There are giants in the forests here.They rise, sometimes unnoticed, above the forest canopy and wait.As years pass, their trunks grow wide and tall. Their branches stretch far above the tippy tops …
There are giants in the forests here.
They rise, sometimes unnoticed, above the forest canopy and wait.
As years pass, their trunks grow wide and tall. Their branches stretch far above the tippy tops of their neighbors' highest boughs. And if the skies spare them a lightning strike and sheering winds, glory awaits them.
That is, if a human happens to stumble across their majestic path.
With a quick measurement, a few photos and some paperwork, they may be crowned a champion tree.
The state of Alabama began recognizing the most colossal of its forest residents in 1970 to discover, recognize and preserve the largest of each native tree species across the state.
Now, 136 trees in 46 counties hold the distinction of being the tallest, the roundest and the grandest in all the yellowhammer land.
Baldwin County is currently home to 11 champion trees, a number that wiggles and shimmies like the branches of its honorees because the trees are remeasured every four years.
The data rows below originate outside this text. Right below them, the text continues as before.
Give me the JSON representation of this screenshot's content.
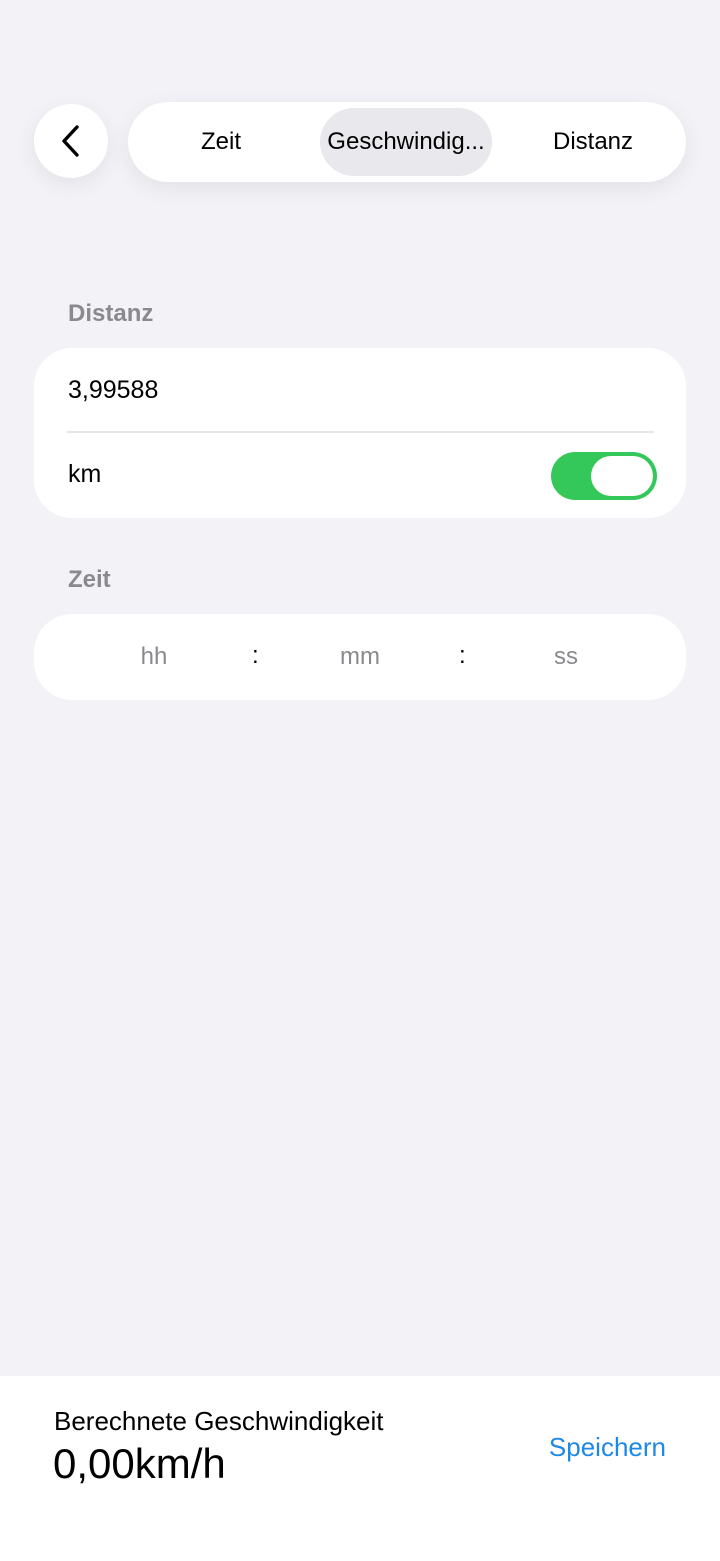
{
  "nav": {
    "back_icon": "chevron-left-icon",
    "tabs": [
      {
        "label": "Zeit",
        "selected": false
      },
      {
        "label": "Geschwindig...",
        "selected": true
      },
      {
        "label": "Distanz",
        "selected": false
      }
    ]
  },
  "distance_section": {
    "label": "Distanz",
    "value": "3,99588",
    "unit_label": "km",
    "unit_toggle_on": true
  },
  "time_section": {
    "label": "Zeit",
    "hours_placeholder": "hh",
    "minutes_placeholder": "mm",
    "seconds_placeholder": "ss",
    "separator": ":"
  },
  "result": {
    "title": "Berechnete Geschwindigkeit",
    "value": "0,00km/h",
    "save_label": "Speichern"
  },
  "colors": {
    "background": "#F2F2F7",
    "toggle_on": "#34C759",
    "accent_link": "#1E88E5",
    "secondary_text": "#8A8A8E"
  }
}
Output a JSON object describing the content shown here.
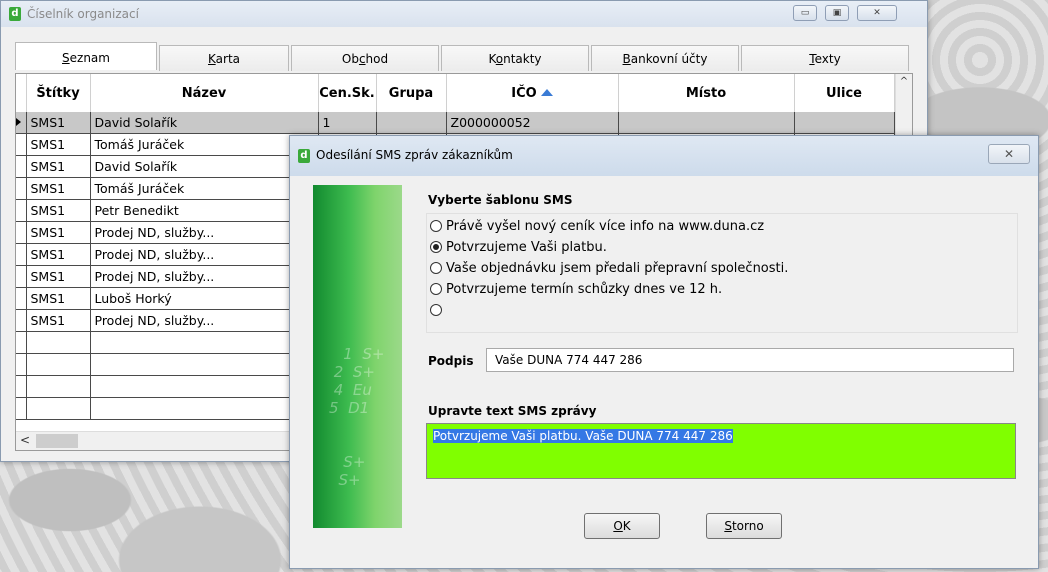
{
  "main_window": {
    "title": "Číselník organizací",
    "controls": [
      "▭",
      "▣",
      "✕"
    ]
  },
  "tabs": [
    {
      "pre": "",
      "u": "S",
      "post": "eznam"
    },
    {
      "pre": "",
      "u": "K",
      "post": "arta"
    },
    {
      "pre": "Ob",
      "u": "c",
      "post": "hod"
    },
    {
      "pre": "K",
      "u": "o",
      "post": "ntakty"
    },
    {
      "pre": "",
      "u": "B",
      "post": "ankovní účty"
    },
    {
      "pre": "",
      "u": "T",
      "post": "exty"
    }
  ],
  "grid": {
    "columns": [
      "Štítky",
      "Název",
      "Cen.Sk.",
      "Grupa",
      "IČO",
      "Místo",
      "Ulice"
    ],
    "rows": [
      [
        "SMS1",
        "David Solařík",
        "1",
        "",
        "Z000000052",
        "",
        ""
      ],
      [
        "SMS1",
        "Tomáš  Juráček",
        "",
        "",
        "",
        "",
        ""
      ],
      [
        "SMS1",
        "David Solařík",
        "",
        "",
        "",
        "",
        ""
      ],
      [
        "SMS1",
        "Tomáš  Juráček",
        "",
        "",
        "",
        "",
        ""
      ],
      [
        "SMS1",
        "Petr Benedikt",
        "",
        "",
        "",
        "",
        ""
      ],
      [
        "SMS1",
        "Prodej ND, služby...",
        "",
        "",
        "",
        "",
        ""
      ],
      [
        "SMS1",
        "Prodej ND, služby...",
        "",
        "",
        "",
        "",
        ""
      ],
      [
        "SMS1",
        "Prodej ND, služby...",
        "",
        "",
        "",
        "",
        ""
      ],
      [
        "SMS1",
        "Luboš Horký",
        "",
        "",
        "",
        "",
        ""
      ],
      [
        "SMS1",
        "Prodej ND, služby...",
        "",
        "",
        "",
        "",
        ""
      ],
      [
        "",
        "",
        "",
        "",
        "",
        "",
        ""
      ],
      [
        "",
        "",
        "",
        "",
        "",
        "",
        ""
      ],
      [
        "",
        "",
        "",
        "",
        "",
        "",
        ""
      ],
      [
        "",
        "",
        "",
        "",
        "",
        "",
        ""
      ]
    ]
  },
  "dialog": {
    "title": "Odesílání SMS zpráv zákazníkům",
    "close": "✕",
    "template_label": "Vyberte šablonu SMS",
    "templates": [
      {
        "text": "Právě vyšel nový ceník více info na www.duna.cz",
        "selected": false
      },
      {
        "text": "Potvrzujeme Vaši platbu.",
        "selected": true
      },
      {
        "text": "Vaše objednávku jsem předali přepravní společnosti.",
        "selected": false
      },
      {
        "text": "Potvrzujeme termín schůzky dnes ve 12 h.",
        "selected": false
      },
      {
        "text": "",
        "selected": false
      }
    ],
    "signature_label": "Podpis",
    "signature_value": "Vaše DUNA 774 447 286",
    "edit_label": "Upravte text SMS zprávy",
    "sms_text": "Potvrzujeme Vaši platbu. Vaše DUNA 774 447 286",
    "ok": {
      "u": "O",
      "post": "K"
    },
    "cancel": {
      "u": "S",
      "post": "torno"
    }
  },
  "colors": {
    "sms_bg": "#80ff00",
    "highlight": "#3478e5",
    "accent": "#3aa93a"
  }
}
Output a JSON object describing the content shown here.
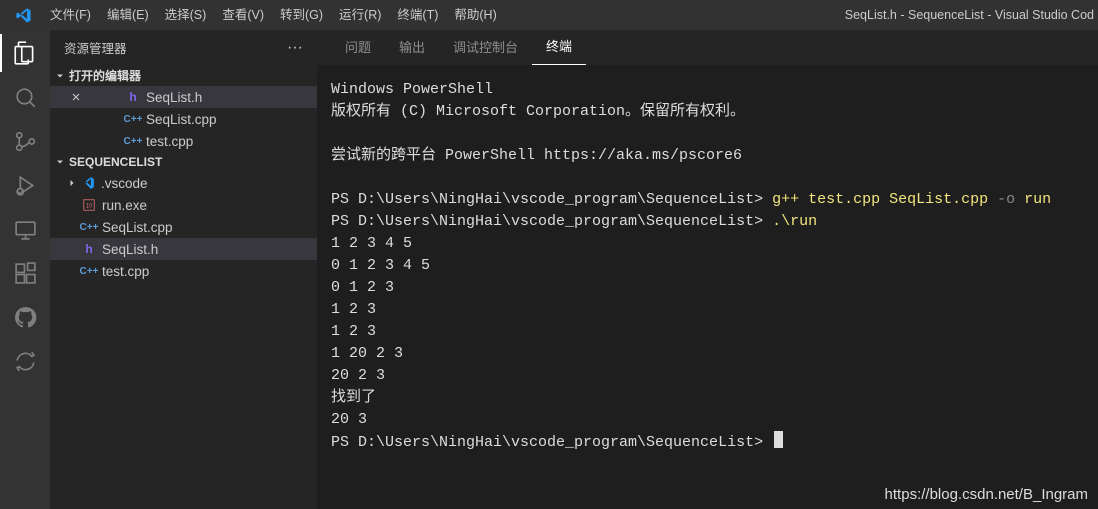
{
  "window_title": "SeqList.h - SequenceList - Visual Studio Cod",
  "menubar": [
    "文件(F)",
    "编辑(E)",
    "选择(S)",
    "查看(V)",
    "转到(G)",
    "运行(R)",
    "终端(T)",
    "帮助(H)"
  ],
  "sidebar": {
    "title": "资源管理器",
    "open_editors_label": "打开的编辑器",
    "open_editors": [
      {
        "name": "SeqList.h",
        "type": "h",
        "active": true,
        "close": true
      },
      {
        "name": "SeqList.cpp",
        "type": "cpp",
        "active": false,
        "close": false
      },
      {
        "name": "test.cpp",
        "type": "cpp",
        "active": false,
        "close": false
      }
    ],
    "workspace_label": "SEQUENCELIST",
    "workspace": [
      {
        "kind": "folder",
        "name": ".vscode",
        "icon": "vscode"
      },
      {
        "kind": "file",
        "name": "run.exe",
        "icon": "exe"
      },
      {
        "kind": "file",
        "name": "SeqList.cpp",
        "icon": "cpp"
      },
      {
        "kind": "file",
        "name": "SeqList.h",
        "icon": "h",
        "selected": true
      },
      {
        "kind": "file",
        "name": "test.cpp",
        "icon": "cpp"
      }
    ]
  },
  "panel": {
    "tabs": [
      "问题",
      "输出",
      "调试控制台",
      "终端"
    ],
    "active_tab": "终端"
  },
  "terminal": {
    "header_line1": "Windows PowerShell",
    "header_line2": "版权所有 (C) Microsoft Corporation。保留所有权利。",
    "header_line3": "尝试新的跨平台 PowerShell https://aka.ms/pscore6",
    "prompt": "PS D:\\Users\\NingHai\\vscode_program\\SequenceList>",
    "cmd1": "g++ test.cpp SeqList.cpp",
    "cmd1_gray": " -o ",
    "cmd1_tail": "run",
    "cmd2": ".\\run",
    "output": [
      "1 2 3 4 5",
      "0 1 2 3 4 5",
      "0 1 2 3",
      "1 2 3",
      "1 2 3",
      "1 20 2 3",
      "20 2 3",
      "找到了",
      "20 3"
    ]
  },
  "watermark": "https://blog.csdn.net/B_Ingram"
}
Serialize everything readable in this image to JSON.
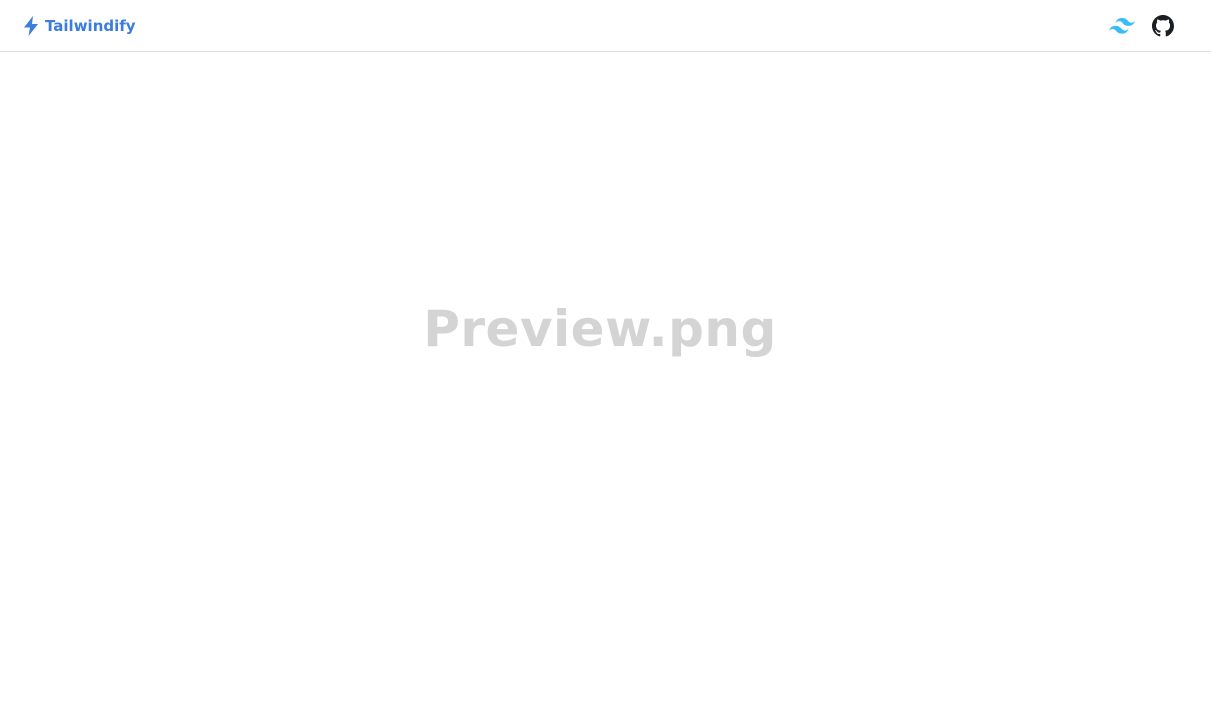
{
  "header": {
    "brand_label": "Tailwindify",
    "brand_icon": "lightning-bolt-icon",
    "links": [
      {
        "icon": "tailwind-logo-icon",
        "color": "#38bdf8"
      },
      {
        "icon": "github-icon",
        "color": "#1b1f23"
      }
    ]
  },
  "main": {
    "placeholder_text": "Preview.png"
  },
  "colors": {
    "brand": "#3b7ddd",
    "border": "#d9e3e8",
    "placeholder": "#d4d4d4"
  }
}
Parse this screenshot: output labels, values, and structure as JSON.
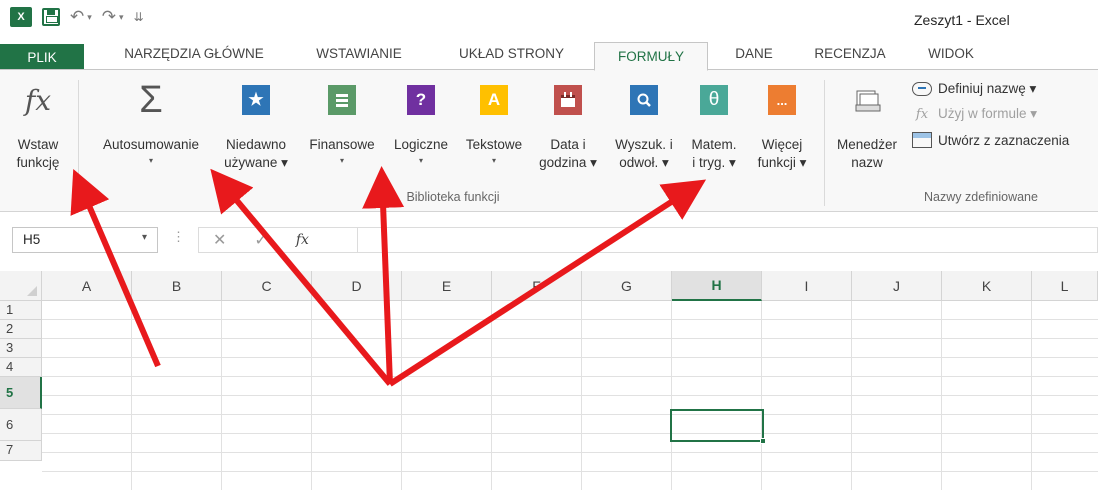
{
  "window": {
    "title": "Zeszyt1 - Excel"
  },
  "qat": {
    "undo": "↶",
    "redo": "↷",
    "customize": "⇊"
  },
  "tabs": [
    {
      "label": "PLIK"
    },
    {
      "label": "NARZĘDZIA GŁÓWNE"
    },
    {
      "label": "WSTAWIANIE"
    },
    {
      "label": "UKŁAD STRONY"
    },
    {
      "label": "FORMUŁY"
    },
    {
      "label": "DANE"
    },
    {
      "label": "RECENZJA"
    },
    {
      "label": "WIDOK"
    }
  ],
  "ribbon": {
    "groups": {
      "library": "Biblioteka funkcji",
      "names": "Nazwy zdefiniowane"
    },
    "buttons": {
      "insert_function": {
        "line1": "Wstaw",
        "line2": "funkcję"
      },
      "autosum": {
        "line1": "Autosumowanie",
        "caret": "▾"
      },
      "recent": {
        "line1": "Niedawno",
        "line2": "używane ▾"
      },
      "financial": {
        "line1": "Finansowe",
        "caret": "▾"
      },
      "logical": {
        "line1": "Logiczne",
        "caret": "▾"
      },
      "text": {
        "line1": "Tekstowe",
        "caret": "▾"
      },
      "datetime": {
        "line1": "Data i",
        "line2": "godzina ▾"
      },
      "lookup": {
        "line1": "Wyszuk. i",
        "line2": "odwoł. ▾"
      },
      "math": {
        "line1": "Matem.",
        "line2": "i tryg. ▾"
      },
      "more": {
        "line1": "Więcej",
        "line2": "funkcji ▾"
      },
      "name_manager": {
        "line1": "Menedżer",
        "line2": "nazw"
      }
    },
    "small_buttons": {
      "define_name": "Definiuj nazwę ▾",
      "use_in_formula": "Użyj w formule ▾",
      "create_from_selection": "Utwórz z zaznaczenia"
    },
    "icon_glyphs": {
      "fx": "fx",
      "sigma": "Σ",
      "star": "★",
      "question": "?",
      "letter_a": "A",
      "theta": "θ",
      "ellipsis": "...",
      "magnifier": "⚲"
    },
    "colors": {
      "recent": "#2e75b6",
      "financial": "#5b9a68",
      "logical": "#7030a0",
      "text": "#ffc000",
      "datetime": "#c0504d",
      "lookup": "#2e75b6",
      "math": "#4aa898",
      "more": "#ed7d31"
    }
  },
  "formula_bar": {
    "name_box": "H5",
    "name_box_caret": "▾",
    "separator": "⋮",
    "cancel": "✕",
    "enter": "✓",
    "fx": "fx",
    "value": ""
  },
  "sheet": {
    "columns": [
      "A",
      "B",
      "C",
      "D",
      "E",
      "F",
      "G",
      "H",
      "I",
      "J",
      "K",
      "L"
    ],
    "rows": [
      "1",
      "2",
      "3",
      "4",
      "5",
      "6",
      "7"
    ],
    "active_cell": "H5"
  },
  "accent_color": "#217346",
  "annotation_color": "#e8191c"
}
Baldwin County-based botanist Fred Nation, who has discovered dozens of champion trees, said many are enormous because they are so far from humans, and thus, difficult to visit and measure.
For some, words like big and huge are far too trivial. Ancient. Mammoth. Not the stuff of legends. They are legend.
People talk about spotting them as if they've glimpsed Bigfoot. In Northern Baldwin County's Bayou Jessamine, whose waters, depending on the season, flood or barely move with the help of the Tensaw River, is hidden what was deemed the state's champion bald cypress. It reigns in a forest that was depleted by loggers several times since settlers arrived in Baldwin County. By sheer luck or by crews too tired to down the already massive trunk, the tree survived. Hikes to it usually require a kayak and a lot of luck.
In 2020, a Clarke County cypress bested its numbers, measuring 8 feet more than the Baldwin tree's 27 feet across.
An easier hike can be made to the bluff oak in Daphne, whose trunk reaches 97 feet into the sky and whose branches stretch 57 feet across. It casts a heavy shadow upon the gravestones at Village Point Park Preserve.
It is not to be confused with nearby Jackson's Oak whose legend claims Gen. Andrew Jackson stood atop one of its branches to speak to his troops. While that live oak, decked out with a photo-worthy observation deck that is a staple of tourist stops, measures 28 feet around, a Mobile County live oak reigns supreme at 2 feet wider.
Still, a visit to the Daphne park is to walk among giants. Nation said more trees have been nominated in that spot than in any in the state.
But with nearly 23 million acres covering 70% of the state, Nation said he is certain bigger trees are out there. And not necessarily in the deepest, darkest part of the woods.
"A lot of these trees are in places where people were living for a long time and cared for them. They didn't cut them down, and the trees had reduced competition," Nation said.
Are there more champion trees to be found?
"I am," Nation said, "quite certain of it."
Editor's note: This article originally published in Beachin', a lifestyle magazine from Gulf Coast Media that explores people, places and things across Baldwin County and along the Alabama Gulf Coast. To read the magazine in full, find free copies in racks around Baldwin County, at our office in Foley, in our bi-weekly newsletter at www.gulfcoastmedia.com/newsletter or here.